Norman Macdonald served on the Silicia and HMS Trouncer, an aircraft carrier built in America in 1940. Later when one of his own sons joined the Merchant Navy in 1966, his first ship was the Benrinnes he was amazed to find it was his father’s old ship the HMS Trouncer coverted back to a conventional cargo ship. After the war Norman returned to Uig and worked, at first, as an insurance agent, then for the Hydro, when the electricity came to Valtos in 1952. After that he worked on the building of the RAF Camp at Aird Uig and worked in the camp as a civilian until the camp closed in 1955. Norman was married in Valtos and died in 1989.

John Macdonald (Tochaidh) lived at the family croft at 22 Valtos and said: “I had an enlisting deferment for nine months as Donald Norman and Murdo had been lost, then I was enlisted in 1943. Murdo was called up and never returned, Donald Norman had one leave before he was lost. The only time I met my brother Norman during the war was in Glasgow, in my cousins house, Norman was going on leave and my leave was over.

“I remember the D-Day landings in France. I was on the Emphatic at Arromanches the part of the coast where the British were landing. I had been up all night and went to get my head down, suddenly the loud firing started and I couldn’t sleep. I went up on deck and saw the Orion about 20 metres away, my brother Duncan was on it. Another time the Orion was going into Malta and passed us on the way out. That was as close as I got to meeting Duncan during the war years.

“Duncan and Norman were demobbed at the end of the war, but as the Emphatic was an American tug crewed by British Merchant Navy men they didn’t send replacement crews and we were sent to the Philippines. It took me two years to get back, I was in Burma and Singapore and came back to Lewis in February 1947. I spent some time in the Merchant Navy, after that I was weaving at home. Then for ten years I worked on the road for the County Council until I retired. There is nobody left on the Valtos peninsula that served in the war except myself. There were no good times then.”
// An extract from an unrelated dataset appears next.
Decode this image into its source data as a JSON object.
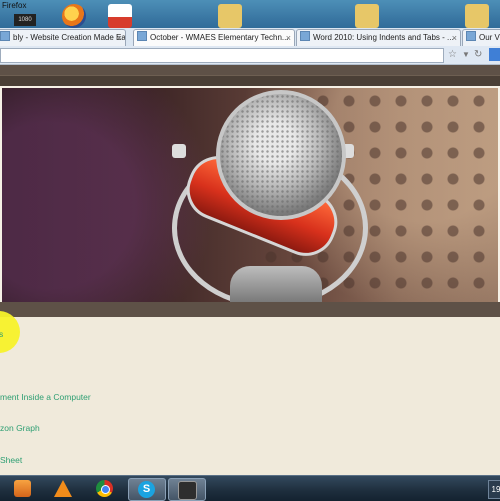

The picture shows Donald Macdonald (Domhnall Daoighear) and his wife Christina nee Maciver with their five sons, who served in World War Two. The picture was taken by a relative on 3 September 1939, the Sunday afternoon war was declared. This was to be the last time the family were together.